* **WHAT IS BEING ASKED**: Below are the entries; return every line among them that holds the word "Atributos".

(Dataset items)
[Start of section]

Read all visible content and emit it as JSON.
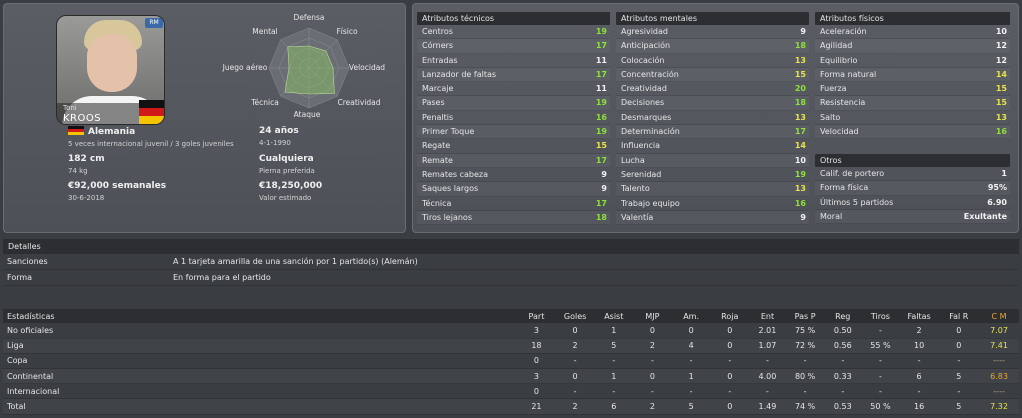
{
  "colors": {
    "high": "#8ee03a",
    "mid": "#e8e34a",
    "panel": "#545860",
    "header": "#2c2e32"
  },
  "player": {
    "first_name": "Toni",
    "last_name": "KROOS",
    "nationality": "Alemania",
    "intl_caps": "5 veces internacional juvenil / 3 goles juveniles",
    "age": "24 años",
    "dob": "4-1-1990",
    "height": "182 cm",
    "weight": "74 kg",
    "foot": "Cualquiera",
    "foot_label": "Pierna preferida",
    "wage": "€92,000 semanales",
    "contract_end": "30-6-2018",
    "value": "€18,250,000",
    "value_label": "Valor estimado"
  },
  "radar": {
    "labels": [
      "Defensa",
      "Físico",
      "Velocidad",
      "Creatividad",
      "Ataque",
      "Técnica",
      "Juego aéreo",
      "Mental"
    ],
    "levels": [
      0.55,
      0.6,
      0.6,
      0.9,
      0.65,
      0.85,
      0.5,
      0.75
    ]
  },
  "technical": {
    "header": "Atributos técnicos",
    "items": [
      {
        "name": "Centros",
        "value": "19"
      },
      {
        "name": "Córners",
        "value": "17"
      },
      {
        "name": "Entradas",
        "value": "11"
      },
      {
        "name": "Lanzador de faltas",
        "value": "17"
      },
      {
        "name": "Marcaje",
        "value": "11"
      },
      {
        "name": "Pases",
        "value": "19"
      },
      {
        "name": "Penaltis",
        "value": "16"
      },
      {
        "name": "Primer Toque",
        "value": "19"
      },
      {
        "name": "Regate",
        "value": "15"
      },
      {
        "name": "Remate",
        "value": "17"
      },
      {
        "name": "Remates cabeza",
        "value": "9"
      },
      {
        "name": "Saques largos",
        "value": "9"
      },
      {
        "name": "Técnica",
        "value": "17"
      },
      {
        "name": "Tiros lejanos",
        "value": "18"
      }
    ]
  },
  "mental": {
    "header": "Atributos mentales",
    "items": [
      {
        "name": "Agresividad",
        "value": "9"
      },
      {
        "name": "Anticipación",
        "value": "18"
      },
      {
        "name": "Colocación",
        "value": "13"
      },
      {
        "name": "Concentración",
        "value": "15"
      },
      {
        "name": "Creatividad",
        "value": "20"
      },
      {
        "name": "Decisiones",
        "value": "18"
      },
      {
        "name": "Desmarques",
        "value": "13"
      },
      {
        "name": "Determinación",
        "value": "17"
      },
      {
        "name": "Influencia",
        "value": "14"
      },
      {
        "name": "Lucha",
        "value": "10"
      },
      {
        "name": "Serenidad",
        "value": "19"
      },
      {
        "name": "Talento",
        "value": "13"
      },
      {
        "name": "Trabajo equipo",
        "value": "16"
      },
      {
        "name": "Valentía",
        "value": "9"
      }
    ]
  },
  "physical": {
    "header": "Atributos físicos",
    "items": [
      {
        "name": "Aceleración",
        "value": "10"
      },
      {
        "name": "Agilidad",
        "value": "12"
      },
      {
        "name": "Equilibrio",
        "value": "12"
      },
      {
        "name": "Forma natural",
        "value": "14"
      },
      {
        "name": "Fuerza",
        "value": "15"
      },
      {
        "name": "Resistencia",
        "value": "15"
      },
      {
        "name": "Salto",
        "value": "13"
      },
      {
        "name": "Velocidad",
        "value": "16"
      }
    ]
  },
  "others": {
    "header": "Otros",
    "items": [
      {
        "name": "Calif. de portero",
        "value": "1"
      },
      {
        "name": "Forma física",
        "value": "95%"
      },
      {
        "name": "Últimos 5 partidos",
        "value": "6.90"
      },
      {
        "name": "Moral",
        "value": "Exultante"
      }
    ]
  },
  "details": {
    "header": "Detalles",
    "rows": [
      {
        "key": "Sanciones",
        "value": "A 1 tarjeta amarilla de una sanción por 1 partido(s) (Alemán)"
      },
      {
        "key": "Forma",
        "value": "En forma para el partido"
      }
    ]
  },
  "stats": {
    "header": "Estadísticas",
    "columns": [
      "Part",
      "Goles",
      "Asist",
      "MJP",
      "Am.",
      "Roja",
      "Ent",
      "Pas P",
      "Reg",
      "Tiros",
      "Faltas",
      "Fal R",
      "C M"
    ],
    "rows": [
      {
        "label": "No oficiales",
        "cells": [
          "3",
          "0",
          "1",
          "0",
          "0",
          "0",
          "2.01",
          "75 %",
          "0.50",
          "-",
          "2",
          "0",
          "7.07"
        ]
      },
      {
        "label": "Liga",
        "cells": [
          "18",
          "2",
          "5",
          "2",
          "4",
          "0",
          "1.07",
          "72 %",
          "0.56",
          "55 %",
          "10",
          "0",
          "7.41"
        ]
      },
      {
        "label": "Copa",
        "cells": [
          "0",
          "-",
          "-",
          "-",
          "-",
          "-",
          "-",
          "-",
          "-",
          "-",
          "-",
          "-",
          "----"
        ]
      },
      {
        "label": "Continental",
        "cells": [
          "3",
          "0",
          "1",
          "0",
          "1",
          "0",
          "4.00",
          "80 %",
          "0.33",
          "-",
          "6",
          "5",
          "6.83"
        ]
      },
      {
        "label": "Internacional",
        "cells": [
          "0",
          "-",
          "-",
          "-",
          "-",
          "-",
          "-",
          "-",
          "-",
          "-",
          "-",
          "-",
          "----"
        ]
      },
      {
        "label": "Total",
        "cells": [
          "21",
          "2",
          "6",
          "2",
          "5",
          "0",
          "1.49",
          "74 %",
          "0.53",
          "50 %",
          "16",
          "5",
          "7.32"
        ]
      }
    ]
  }
}
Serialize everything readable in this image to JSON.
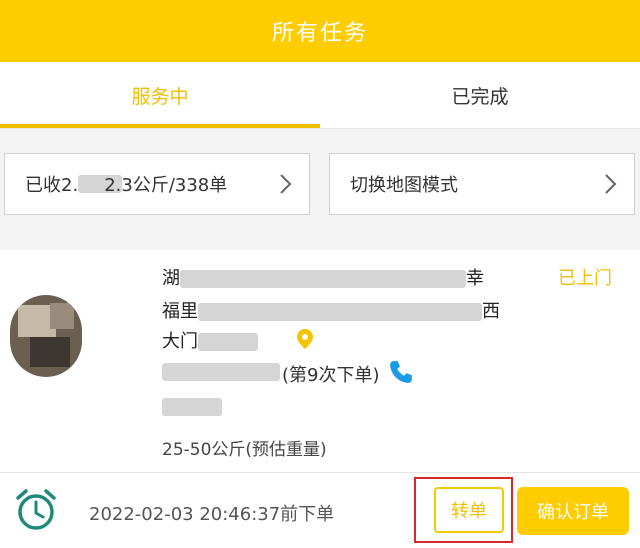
{
  "header": {
    "title": "所有任务"
  },
  "tabs": [
    {
      "label": "服务中",
      "active": true
    },
    {
      "label": "已完成",
      "active": false
    }
  ],
  "summary": {
    "collected_prefix": "已收2.",
    "collected_suffix": "2.3公斤/338单",
    "map_mode_label": "切换地图模式"
  },
  "order": {
    "status": "已上门",
    "address_line1_start": "湖",
    "address_line1_end": "幸",
    "address_line2_start": "福里",
    "address_line2_end": "西",
    "address_line3_start": "大门",
    "order_count_text": "(第9次下单)",
    "weight_estimate": "25-50公斤(预估重量)"
  },
  "footer": {
    "timestamp": "2022-02-03 20:46:37前下单",
    "transfer_label": "转单",
    "confirm_label": "确认订单"
  },
  "colors": {
    "brand_yellow": "#ffcc00",
    "accent_text": "#f0bf00",
    "phone_blue": "#1a9be6",
    "alarm_teal": "#1f8a7c",
    "highlight_red": "#d8272e"
  },
  "icons": {
    "box_chevron": "chevron-right-icon",
    "pin": "location-pin-icon",
    "phone": "phone-icon",
    "alarm": "alarm-clock-icon"
  }
}
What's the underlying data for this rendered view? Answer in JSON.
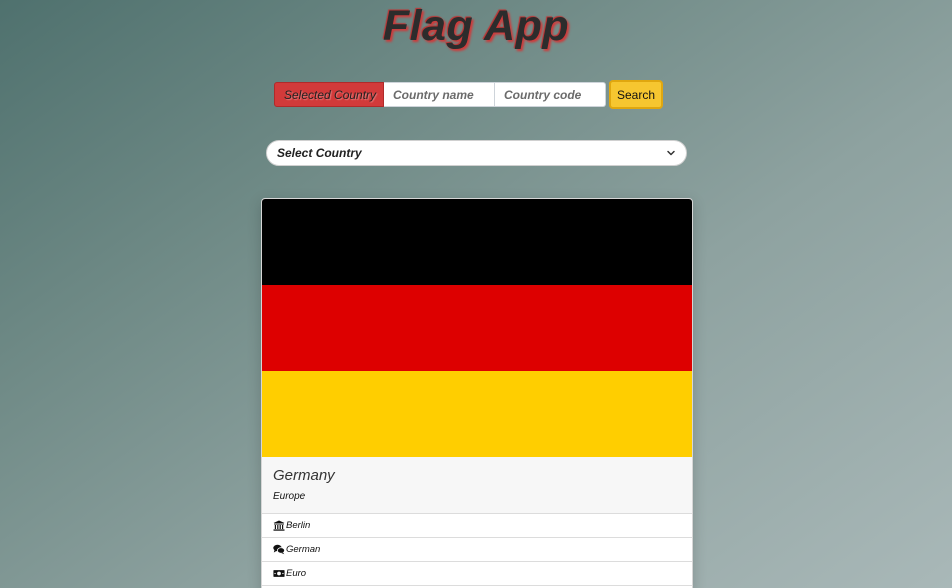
{
  "app": {
    "title": "Flag App"
  },
  "search": {
    "selected_label": "Selected Country",
    "name_placeholder": "Country name",
    "code_placeholder": "Country code",
    "button_label": "Search"
  },
  "dropdown": {
    "selected": "Select Country"
  },
  "country": {
    "name": "Germany",
    "region": "Europe",
    "flag_colors": [
      "#000000",
      "#dd0000",
      "#ffce00"
    ],
    "details": [
      {
        "icon": "landmark-icon",
        "value": "Berlin"
      },
      {
        "icon": "comments-icon",
        "value": "German"
      },
      {
        "icon": "money-bill-icon",
        "value": "Euro"
      }
    ]
  }
}
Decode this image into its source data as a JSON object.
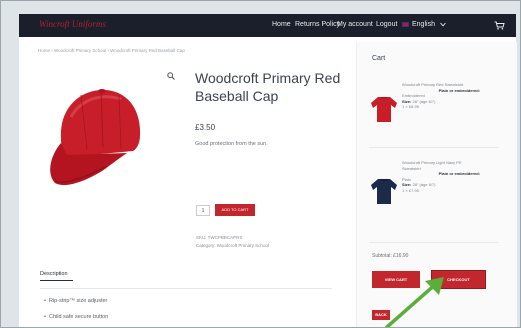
{
  "colors": {
    "accent": "#c1272d",
    "topbar": "#1a1f2b",
    "arrow": "#5cae3a"
  },
  "header": {
    "logo": "Wincroft Uniforms",
    "nav": [
      "Home",
      "Returns Policy",
      "My account",
      "Logout",
      "English"
    ],
    "language_icon": "uk-flag-icon",
    "cart_icon": "cart-icon"
  },
  "breadcrumb": "Home  ›  Woodcroft Primary School  ›  Woodcroft Primary Red Baseball Cap",
  "product": {
    "title": "Woodcroft Primary Red Baseball Cap",
    "price": "£3.50",
    "short_description": "Good protection from the sun.",
    "quantity": "1",
    "add_to_cart": "ADD TO CART",
    "sku": "SKU: TWCPBBCAPRS",
    "category": "Category: Woodcroft Primary School",
    "image_icon": "red-baseball-cap",
    "magnify_icon": "search-icon"
  },
  "tabs": {
    "description": "Description"
  },
  "features": [
    "Rip-strip™ size adjuster",
    "Child safe secure button"
  ],
  "cart": {
    "title": "Cart",
    "items": [
      {
        "name": "Woodcroft Primary Red Sweatshirt",
        "option_label": "Plain or embroidered:",
        "option_value": "Embroidered",
        "size_label": "Size:",
        "size_value": "28\" (age 6/7)",
        "qty_price": "1 × £8.95",
        "thumb_icon": "red-sweatshirt"
      },
      {
        "name": "Woodcroft Primary Light Navy PE Sweatshirt",
        "option_label": "Plain or embroidered:",
        "option_value": "Plain",
        "size_label": "Size:",
        "size_value": "28\" (age 6/7)",
        "qty_price": "1 × £7.95",
        "thumb_icon": "navy-sweatshirt"
      }
    ],
    "subtotal": "Subtotal: £16.90",
    "view_cart": "VIEW CART",
    "checkout": "CHECKOUT",
    "back": "BACK"
  }
}
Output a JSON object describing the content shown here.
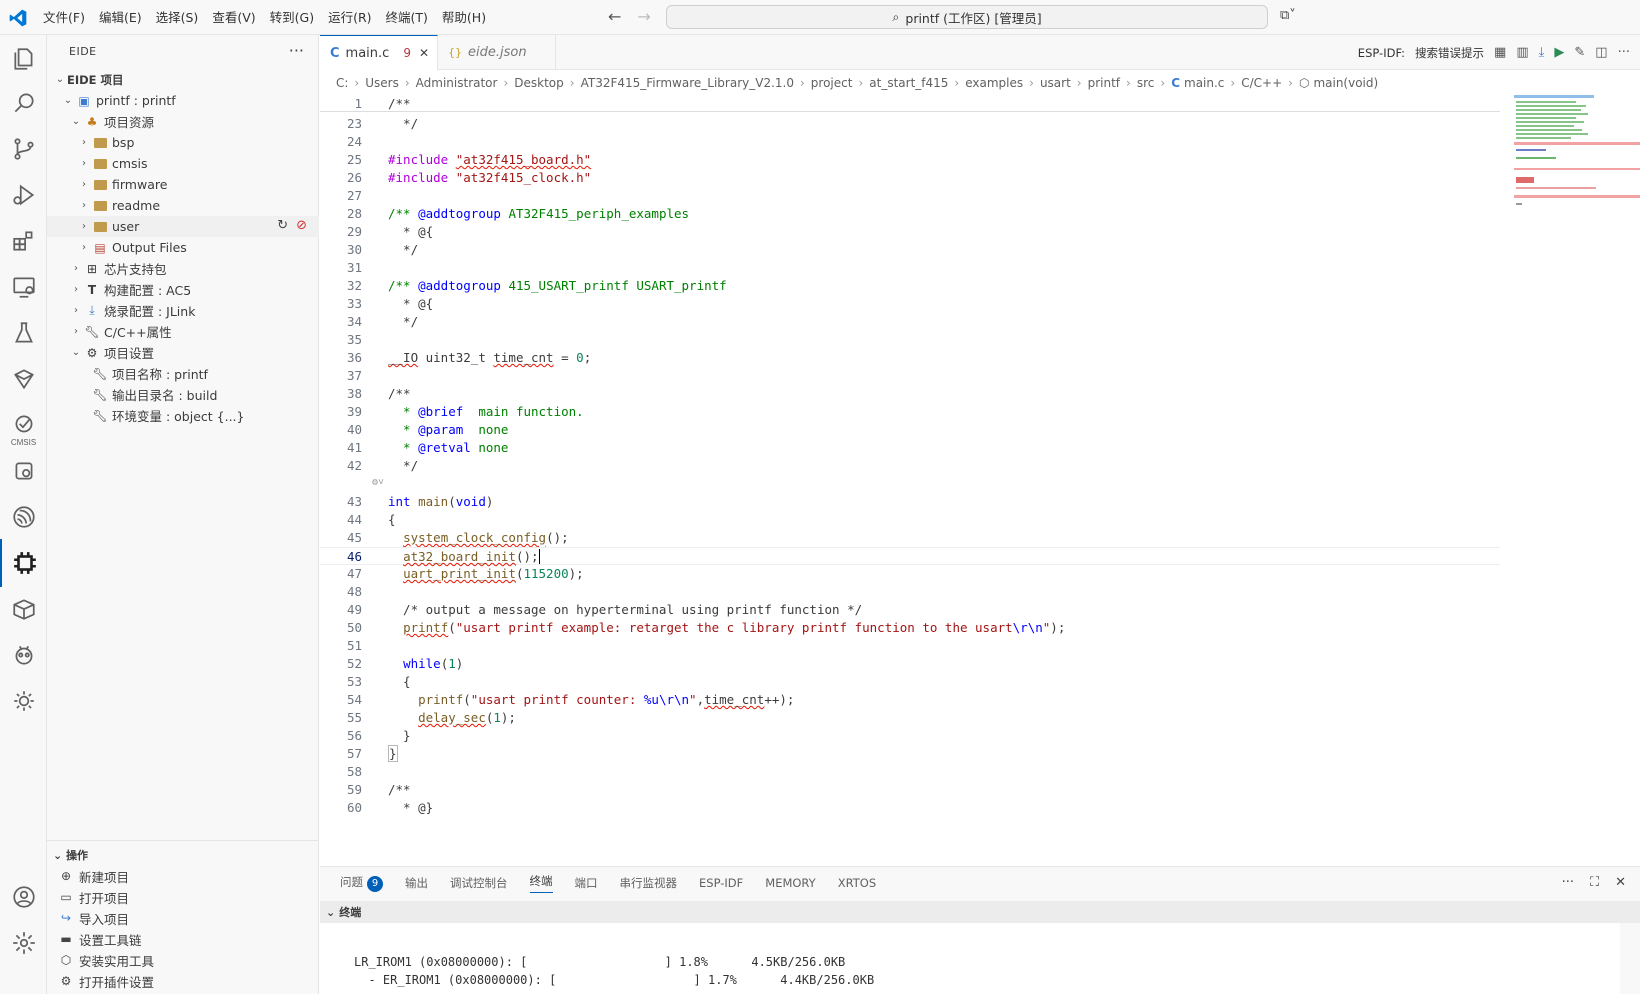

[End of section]

* **EXERCISE OUTPUT**:
    "header": "Atributos técnicos",
    "header": "Atributos mentales",
    "header": "Atributos físicos",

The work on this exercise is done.